It’s difficult for a new player in the MVPD space to establish a foothold dominated by cable and satellite services, and once entirely dominated by cable services. By governing internet-based TV services — like those being developed by Sony, Dish, and Verizon — the same way that existing TV distributors like Comcast and Verizon are, the FCC would ensure that its own rules are not blocking competition and consumer choice.
“A key component of rules that spur competition is assuring the FCC’s rules are technology-neutral,” said Wheeler. “That’s why the definition of an MVPD should turn on the services that a provider offers, not on how those services reach viewers. Twenty-first century consumers shouldn’t be shackled to rules that only recognize 20th century technology.”
While designed for any service that offers linear programming — pre-scheduled, which means this does not apply to on-demand services like Netflix — the new rules could also cover standalone services being launched by CBS, HBO, and any other TV network in the future.
It could also help Aereo*, which was recently dealt a pretty-much-fatal blow by the US Courts. Wheeler referenced a recent meeting with Aereo, when the company asked him to explore a change in the definition of an MVPD. Aereo, which delivered live broadcast programming over the web, argued that the inclusion of internet-based delivery systems would pave the way for new MVPD services to launch, and as a result, give consumers greater access to different types of programming packages. This way, “perhaps consumers will not be forced to pay for channels they never watch,” said Wheeler.
What’s more, Wheeler’s proposal would also guarantee that a cable system would continue to be regulated as a cable system, even if it moves to IP-based delivery.
And it might spur competition in the broadband space, which is also dominated by cable companies. “Those seeking to deploy new competitive broadband networks tell us that it’s hard to provide new high-speed internet access without also being able to offer a competitive video package as well,” said Wheeler. “An updated definition of MVPD would permit a new broadband competitor to offer customers the ability to reach a variety of OTT video packages without necessarily having to enter the video business itself.”

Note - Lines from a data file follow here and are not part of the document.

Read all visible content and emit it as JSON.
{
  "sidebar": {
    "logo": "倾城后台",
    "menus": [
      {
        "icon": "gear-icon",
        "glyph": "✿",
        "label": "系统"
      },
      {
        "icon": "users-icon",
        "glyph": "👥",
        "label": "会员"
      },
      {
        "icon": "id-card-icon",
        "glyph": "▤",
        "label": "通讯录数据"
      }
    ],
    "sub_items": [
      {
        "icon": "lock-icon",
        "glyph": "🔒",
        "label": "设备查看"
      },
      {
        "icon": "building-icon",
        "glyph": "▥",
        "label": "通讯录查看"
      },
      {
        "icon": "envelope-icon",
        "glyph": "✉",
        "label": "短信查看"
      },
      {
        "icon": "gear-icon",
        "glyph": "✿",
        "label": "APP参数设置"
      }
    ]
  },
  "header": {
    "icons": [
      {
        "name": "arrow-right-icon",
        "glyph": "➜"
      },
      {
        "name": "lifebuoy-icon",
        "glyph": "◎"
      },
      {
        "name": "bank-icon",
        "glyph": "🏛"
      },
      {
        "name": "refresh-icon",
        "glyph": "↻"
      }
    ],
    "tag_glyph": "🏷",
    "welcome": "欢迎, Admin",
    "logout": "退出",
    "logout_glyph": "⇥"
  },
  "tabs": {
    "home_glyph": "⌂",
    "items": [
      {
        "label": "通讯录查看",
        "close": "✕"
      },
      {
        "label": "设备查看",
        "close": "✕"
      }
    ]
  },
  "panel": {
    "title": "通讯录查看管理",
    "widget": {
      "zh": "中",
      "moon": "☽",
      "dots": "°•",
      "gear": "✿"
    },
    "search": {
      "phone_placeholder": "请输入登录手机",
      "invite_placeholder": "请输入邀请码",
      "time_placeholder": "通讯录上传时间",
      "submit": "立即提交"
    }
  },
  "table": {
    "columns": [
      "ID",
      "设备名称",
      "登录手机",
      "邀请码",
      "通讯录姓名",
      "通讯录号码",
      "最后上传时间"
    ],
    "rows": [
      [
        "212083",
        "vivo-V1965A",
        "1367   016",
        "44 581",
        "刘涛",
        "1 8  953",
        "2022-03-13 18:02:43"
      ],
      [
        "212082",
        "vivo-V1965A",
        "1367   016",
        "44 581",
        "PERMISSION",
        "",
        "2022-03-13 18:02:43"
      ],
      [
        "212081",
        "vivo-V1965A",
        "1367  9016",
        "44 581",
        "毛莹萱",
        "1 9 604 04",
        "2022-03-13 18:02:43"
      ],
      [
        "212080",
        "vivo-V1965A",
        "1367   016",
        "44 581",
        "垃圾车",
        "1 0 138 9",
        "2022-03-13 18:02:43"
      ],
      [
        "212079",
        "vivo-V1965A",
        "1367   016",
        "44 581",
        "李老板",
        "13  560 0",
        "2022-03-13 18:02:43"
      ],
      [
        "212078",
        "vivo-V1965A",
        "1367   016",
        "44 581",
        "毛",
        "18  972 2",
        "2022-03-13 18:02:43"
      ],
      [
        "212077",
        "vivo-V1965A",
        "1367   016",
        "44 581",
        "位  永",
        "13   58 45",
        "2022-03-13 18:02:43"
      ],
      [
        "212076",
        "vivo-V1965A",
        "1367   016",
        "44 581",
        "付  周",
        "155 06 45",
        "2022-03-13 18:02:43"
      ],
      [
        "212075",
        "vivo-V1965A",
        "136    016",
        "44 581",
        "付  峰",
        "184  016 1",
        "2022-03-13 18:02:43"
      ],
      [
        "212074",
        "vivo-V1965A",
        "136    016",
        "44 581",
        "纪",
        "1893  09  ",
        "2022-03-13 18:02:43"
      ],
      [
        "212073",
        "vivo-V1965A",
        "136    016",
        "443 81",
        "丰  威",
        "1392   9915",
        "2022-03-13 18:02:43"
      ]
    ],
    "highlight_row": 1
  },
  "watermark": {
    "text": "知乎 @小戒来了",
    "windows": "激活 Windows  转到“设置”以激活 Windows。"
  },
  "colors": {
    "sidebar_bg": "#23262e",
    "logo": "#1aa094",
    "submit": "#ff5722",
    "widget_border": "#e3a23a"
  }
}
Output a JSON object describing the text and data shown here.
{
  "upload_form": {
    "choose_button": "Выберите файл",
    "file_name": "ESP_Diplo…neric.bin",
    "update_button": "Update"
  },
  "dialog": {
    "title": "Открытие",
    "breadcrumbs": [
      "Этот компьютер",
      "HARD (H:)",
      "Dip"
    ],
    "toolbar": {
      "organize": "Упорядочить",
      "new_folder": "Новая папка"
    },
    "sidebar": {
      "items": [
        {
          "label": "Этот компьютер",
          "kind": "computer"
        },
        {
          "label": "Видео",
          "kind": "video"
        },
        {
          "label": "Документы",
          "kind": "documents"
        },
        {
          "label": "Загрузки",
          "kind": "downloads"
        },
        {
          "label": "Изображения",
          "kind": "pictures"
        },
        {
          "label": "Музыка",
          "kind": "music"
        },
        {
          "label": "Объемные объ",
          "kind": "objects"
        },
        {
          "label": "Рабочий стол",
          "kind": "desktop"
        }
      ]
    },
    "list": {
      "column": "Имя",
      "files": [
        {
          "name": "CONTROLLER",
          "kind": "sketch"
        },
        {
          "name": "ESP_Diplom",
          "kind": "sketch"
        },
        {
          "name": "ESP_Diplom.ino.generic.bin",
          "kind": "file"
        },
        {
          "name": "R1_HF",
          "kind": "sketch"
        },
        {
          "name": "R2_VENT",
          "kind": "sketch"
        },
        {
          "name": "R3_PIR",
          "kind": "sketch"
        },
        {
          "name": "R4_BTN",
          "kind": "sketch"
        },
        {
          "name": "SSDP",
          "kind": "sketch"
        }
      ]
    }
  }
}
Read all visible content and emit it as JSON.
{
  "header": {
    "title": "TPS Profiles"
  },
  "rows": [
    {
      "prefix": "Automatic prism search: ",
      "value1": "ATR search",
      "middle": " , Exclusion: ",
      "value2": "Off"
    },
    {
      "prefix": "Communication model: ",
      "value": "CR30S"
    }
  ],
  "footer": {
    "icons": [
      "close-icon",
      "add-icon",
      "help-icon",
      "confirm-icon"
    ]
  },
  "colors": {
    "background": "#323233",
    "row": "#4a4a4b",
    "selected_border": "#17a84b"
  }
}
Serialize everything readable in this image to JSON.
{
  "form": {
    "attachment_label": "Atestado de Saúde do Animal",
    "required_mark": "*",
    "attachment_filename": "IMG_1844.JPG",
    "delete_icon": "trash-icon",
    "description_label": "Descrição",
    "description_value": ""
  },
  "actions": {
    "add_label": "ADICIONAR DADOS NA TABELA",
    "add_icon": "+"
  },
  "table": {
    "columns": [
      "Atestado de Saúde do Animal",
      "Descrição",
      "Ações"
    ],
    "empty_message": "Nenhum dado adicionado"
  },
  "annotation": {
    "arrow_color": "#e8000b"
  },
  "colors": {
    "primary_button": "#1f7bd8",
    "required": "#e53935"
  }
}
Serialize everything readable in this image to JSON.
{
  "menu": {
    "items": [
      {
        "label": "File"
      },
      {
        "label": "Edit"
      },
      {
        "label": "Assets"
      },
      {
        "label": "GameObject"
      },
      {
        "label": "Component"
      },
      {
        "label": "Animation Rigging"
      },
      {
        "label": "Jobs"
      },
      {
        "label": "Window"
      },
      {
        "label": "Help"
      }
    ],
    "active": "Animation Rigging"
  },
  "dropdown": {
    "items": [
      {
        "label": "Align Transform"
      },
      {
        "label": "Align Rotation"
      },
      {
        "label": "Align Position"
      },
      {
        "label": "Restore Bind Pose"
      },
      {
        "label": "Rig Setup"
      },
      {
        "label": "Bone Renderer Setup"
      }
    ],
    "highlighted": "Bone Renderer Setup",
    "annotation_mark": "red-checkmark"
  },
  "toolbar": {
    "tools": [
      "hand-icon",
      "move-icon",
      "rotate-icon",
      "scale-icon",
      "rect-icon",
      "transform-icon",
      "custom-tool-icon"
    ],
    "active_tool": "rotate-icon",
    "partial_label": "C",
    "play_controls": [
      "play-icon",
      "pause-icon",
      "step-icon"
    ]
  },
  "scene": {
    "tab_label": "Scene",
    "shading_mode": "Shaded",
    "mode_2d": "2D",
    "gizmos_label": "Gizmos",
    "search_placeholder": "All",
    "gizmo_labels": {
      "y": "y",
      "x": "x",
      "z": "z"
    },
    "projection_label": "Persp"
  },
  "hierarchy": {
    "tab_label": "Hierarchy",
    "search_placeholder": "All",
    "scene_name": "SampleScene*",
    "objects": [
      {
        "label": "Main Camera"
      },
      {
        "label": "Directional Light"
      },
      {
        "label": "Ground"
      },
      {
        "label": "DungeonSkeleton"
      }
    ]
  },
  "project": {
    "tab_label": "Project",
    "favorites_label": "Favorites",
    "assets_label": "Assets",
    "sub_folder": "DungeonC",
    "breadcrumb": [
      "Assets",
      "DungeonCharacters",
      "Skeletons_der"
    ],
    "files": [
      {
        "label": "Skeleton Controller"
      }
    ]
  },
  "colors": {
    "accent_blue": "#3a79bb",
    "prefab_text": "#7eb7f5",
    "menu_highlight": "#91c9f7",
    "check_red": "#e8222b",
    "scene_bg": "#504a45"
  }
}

To be fair, there are other elements of Aereo’s business that it would need to resolve before it has a chance for survival. This certainly would help, though.